Albert Camus is one of the greatest storytellers of all times with penetrating eyes he both perceives the collective conscious and individual mindset, and how these from time to time collide. In “The Plague” he actually with a wealth of words describes what is happening today in the shadow of the Corona pandemic. Where Camus writes the following about the introductory phase of the plague:

“Despite the extraordinary images all this created, our citizens apparently had a hard time grasping what happened to them. Common to everyone was the feeling of divorce or horror, but they continued to put their personal worries first. No one had yet seriously accepted the disease. Most were particularly sensitive to what disrupted their habits or affected their interests.”

But the new situation rather fast becomes apparent to most citizens when the town is put in quarantine and Camus writes:

“People had initially accepted the exclusion from the outside world in the same way that they would have accepted any discomfort, which only disrupted a few of their habits. But suddenly they became aware of an inexorable isolation under a summer sky, which began to glow, and they felt obscurely that this barrier threatened their entire lives; when the evening came and with that coolness, they suddenly regained their energy, and it drove them sometimes to desperate actions.”

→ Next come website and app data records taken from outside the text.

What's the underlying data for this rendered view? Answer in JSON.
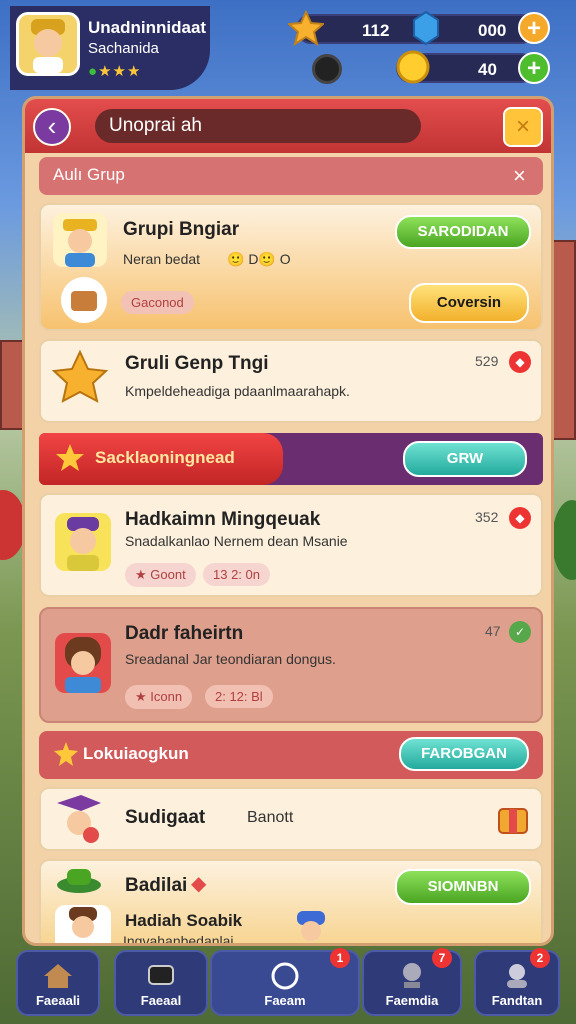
{
  "player": {
    "name": "Unadninnidaat",
    "subtitle": "Sachanida",
    "stars": "★★★"
  },
  "resources": [
    {
      "icon": "star-puzzle-icon",
      "value": "112"
    },
    {
      "icon": "blue-gem-icon",
      "value": "000"
    },
    {
      "icon": "coin-icon",
      "value": "40"
    }
  ],
  "header": {
    "search_text": "Unoprai ah",
    "close": "×",
    "back": "‹"
  },
  "subheader": {
    "label": "Aulı Grup",
    "close": "×"
  },
  "cards": {
    "c1": {
      "title": "Grupi Bngiar",
      "desc": "Neran bedat",
      "desc_extra": "🙂 D🙂 O",
      "tag": "Gaconod",
      "button": "SARODIDAN",
      "button2": "Coversin"
    },
    "c2": {
      "title": "Gruli Genp Tngi",
      "desc": "Kmpeldeheadiga pdaanlmaarahapk.",
      "count": "529"
    },
    "banner1": {
      "label": "Sacklaoningnead",
      "button": "GRW"
    },
    "c3": {
      "title": "Hadkaimn Mingqeuak",
      "desc": "Snadalkanlao Nernem dean Msanie",
      "count": "352",
      "tag": "Goont",
      "time": "13 2: 0n"
    },
    "c4": {
      "title": "Dadr faheirtn",
      "desc": "Sreadanal Jar teondiaran dongus.",
      "count": "47",
      "tag": "Iconn",
      "time": "2: 12: Bl"
    },
    "banner2": {
      "label": "Lokuiaogkun",
      "button": "FAROBGAN"
    },
    "c5": {
      "title": "Sudigaat",
      "sub": "Banott"
    },
    "c6": {
      "title": "Badilai",
      "title2": "Hadiah Soabik",
      "desc": "Ingvahanbedanlai",
      "button": "SIOMNBN"
    }
  },
  "nav": [
    {
      "label": "Faeaali",
      "badge": ""
    },
    {
      "label": "Faeaal",
      "badge": ""
    },
    {
      "label": "Faeam",
      "badge": "1"
    },
    {
      "label": "Faemdia",
      "badge": "7"
    },
    {
      "label": "Fandtan",
      "badge": "2"
    }
  ],
  "colors": {
    "panel": "#f3d2a7",
    "header_red": "#e34d4d",
    "accent_green": "#4aa522",
    "accent_yellow": "#f2b12c"
  }
}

Even by the more calmly minded, like the journalist Rambert, that was not a citizen of the town but had been trapped there after the quarantine, the plague has an arbitrary effect. As he is looking for a way out, to his hometown, to his waiting fiancée, to freedom, he daily is searching himself to the railway station where no trains are arriving or departing. Camus writes:

“Then he settled in a corner. The waiting room was dark. An old iron stove stood unfired for months, and on the walls some posters advertised a happy and free existence in Bandol or Cannes. Rambert here got a sense of the creepy sense of freedom you experience, when you have reached the bottom of misery.”

Besides Rambert, the reader of the book finds doctor Rieux with his long working days that often is 20 hours with a mindset filled with an everlasting struggle between hope and despair, and Cottard that until the plague erupted had lived a lonesome life, but during the epidemic finds new duties and meanings in life. In this masterpiece, you will find the most exclusive art of storytelling, characters that the author brings to life in a virtuoso way, and events that easily can be connected to our Corona-age.

New book from B-InteraQtive Publishing in English and Swedish

En fransman i Stockholm 1844-45 av François Rouel
På svenska

A Frenchman in Stockholm 1844-45 by François Rouel